**Dataset rows for apps and sites:**
● ● ● ● ● ● ●

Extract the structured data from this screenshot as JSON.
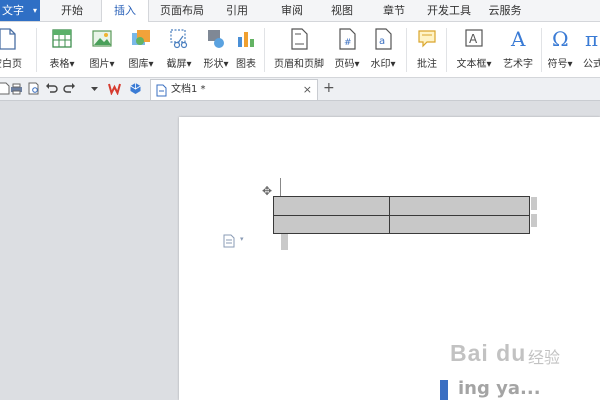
{
  "menubar": {
    "app_button": "文字",
    "tabs": [
      {
        "label": "开始",
        "active": false
      },
      {
        "label": "插入",
        "active": true
      },
      {
        "label": "页面布局",
        "active": false
      },
      {
        "label": "引用",
        "active": false
      },
      {
        "label": "审阅",
        "active": false
      },
      {
        "label": "视图",
        "active": false
      },
      {
        "label": "章节",
        "active": false
      },
      {
        "label": "开发工具",
        "active": false
      },
      {
        "label": "云服务",
        "active": false
      }
    ]
  },
  "ribbon": {
    "items": [
      {
        "label": "空白页",
        "icon": "blank-page-icon",
        "dropdown": true
      },
      {
        "label": "表格",
        "icon": "table-icon",
        "dropdown": true
      },
      {
        "label": "图片",
        "icon": "picture-icon",
        "dropdown": true
      },
      {
        "label": "图库",
        "icon": "gallery-icon",
        "dropdown": true
      },
      {
        "label": "截屏",
        "icon": "screenshot-icon",
        "dropdown": true
      },
      {
        "label": "形状",
        "icon": "shapes-icon",
        "dropdown": true
      },
      {
        "label": "图表",
        "icon": "chart-icon",
        "dropdown": false
      },
      {
        "label": "页眉和页脚",
        "icon": "header-footer-icon",
        "dropdown": false
      },
      {
        "label": "页码",
        "icon": "page-number-icon",
        "dropdown": true
      },
      {
        "label": "水印",
        "icon": "watermark-icon",
        "dropdown": true
      },
      {
        "label": "批注",
        "icon": "comment-icon",
        "dropdown": false
      },
      {
        "label": "文本框",
        "icon": "textbox-icon",
        "dropdown": true
      },
      {
        "label": "艺术字",
        "icon": "wordart-icon",
        "dropdown": false
      },
      {
        "label": "符号",
        "icon": "symbol-icon",
        "dropdown": true
      },
      {
        "label": "公式",
        "icon": "formula-icon",
        "dropdown": false
      }
    ],
    "glyphs": {
      "textbox": "A",
      "wordart": "A",
      "symbol": "Ω",
      "formula": "π",
      "page_number": "#",
      "watermark": "a"
    }
  },
  "quick_access": {
    "icons": [
      "new-doc-icon",
      "print-icon",
      "print-preview-icon",
      "undo-icon",
      "redo-icon",
      "customize-dropdown-icon"
    ]
  },
  "doc_tabs": {
    "active": {
      "title": "文档1 *"
    },
    "close_glyph": "×",
    "new_tab_glyph": "+"
  },
  "document": {
    "table": {
      "rows": 2,
      "cols": 2
    },
    "move_handle_glyph": "✥",
    "para_caret_glyph": "▾"
  },
  "watermark": {
    "logo": "Bai du",
    "text": "经验",
    "bottom": "ing ya..."
  },
  "colors": {
    "accent": "#2f6fc5",
    "active_tab_text": "#2b62b9",
    "workspace": "#dcdee2",
    "table_fill": "#c8c8c8"
  }
}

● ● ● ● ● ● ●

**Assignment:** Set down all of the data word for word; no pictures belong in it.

**Answer to this exercise:**
Extract the structured data from this screenshot as JSON.
{
  "menubar": {
    "app_button": "文字",
    "tabs": [
      {
        "label": "开始",
        "active": false
      },
      {
        "label": "插入",
        "active": true
      },
      {
        "label": "页面布局",
        "active": false
      },
      {
        "label": "引用",
        "active": false
      },
      {
        "label": "审阅",
        "active": false
      },
      {
        "label": "视图",
        "active": false
      },
      {
        "label": "章节",
        "active": false
      },
      {
        "label": "开发工具",
        "active": false
      },
      {
        "label": "云服务",
        "active": false
      }
    ]
  },
  "ribbon": {
    "items": [
      {
        "label": "空白页",
        "icon": "blank-page-icon",
        "dropdown": true
      },
      {
        "label": "表格",
        "icon": "table-icon",
        "dropdown": true
      },
      {
        "label": "图片",
        "icon": "picture-icon",
        "dropdown": true
      },
      {
        "label": "图库",
        "icon": "gallery-icon",
        "dropdown": true
      },
      {
        "label": "截屏",
        "icon": "screenshot-icon",
        "dropdown": true
      },
      {
        "label": "形状",
        "icon": "shapes-icon",
        "dropdown": true
      },
      {
        "label": "图表",
        "icon": "chart-icon",
        "dropdown": false
      },
      {
        "label": "页眉和页脚",
        "icon": "header-footer-icon",
        "dropdown": false
      },
      {
        "label": "页码",
        "icon": "page-number-icon",
        "dropdown": true
      },
      {
        "label": "水印",
        "icon": "watermark-icon",
        "dropdown": true
      },
      {
        "label": "批注",
        "icon": "comment-icon",
        "dropdown": false
      },
      {
        "label": "文本框",
        "icon": "textbox-icon",
        "dropdown": true
      },
      {
        "label": "艺术字",
        "icon": "wordart-icon",
        "dropdown": false
      },
      {
        "label": "符号",
        "icon": "symbol-icon",
        "dropdown": true
      },
      {
        "label": "公式",
        "icon": "formula-icon",
        "dropdown": false
      }
    ],
    "glyphs": {
      "textbox": "A",
      "wordart": "A",
      "symbol": "Ω",
      "formula": "π",
      "page_number": "#",
      "watermark": "a"
    }
  },
  "quick_access": {
    "icons": [
      "new-doc-icon",
      "print-icon",
      "print-preview-icon",
      "undo-icon",
      "redo-icon",
      "customize-dropdown-icon"
    ]
  },
  "doc_tabs": {
    "active": {
      "title": "文档1 *"
    },
    "close_glyph": "×",
    "new_tab_glyph": "+"
  },
  "document": {
    "table": {
      "rows": 2,
      "cols": 2
    },
    "move_handle_glyph": "✥",
    "para_caret_glyph": "▾"
  },
  "watermark": {
    "logo": "Bai du",
    "text": "经验",
    "bottom": "ing ya..."
  },
  "colors": {
    "accent": "#2f6fc5",
    "active_tab_text": "#2b62b9",
    "workspace": "#dcdee2",
    "table_fill": "#c8c8c8"
  }
}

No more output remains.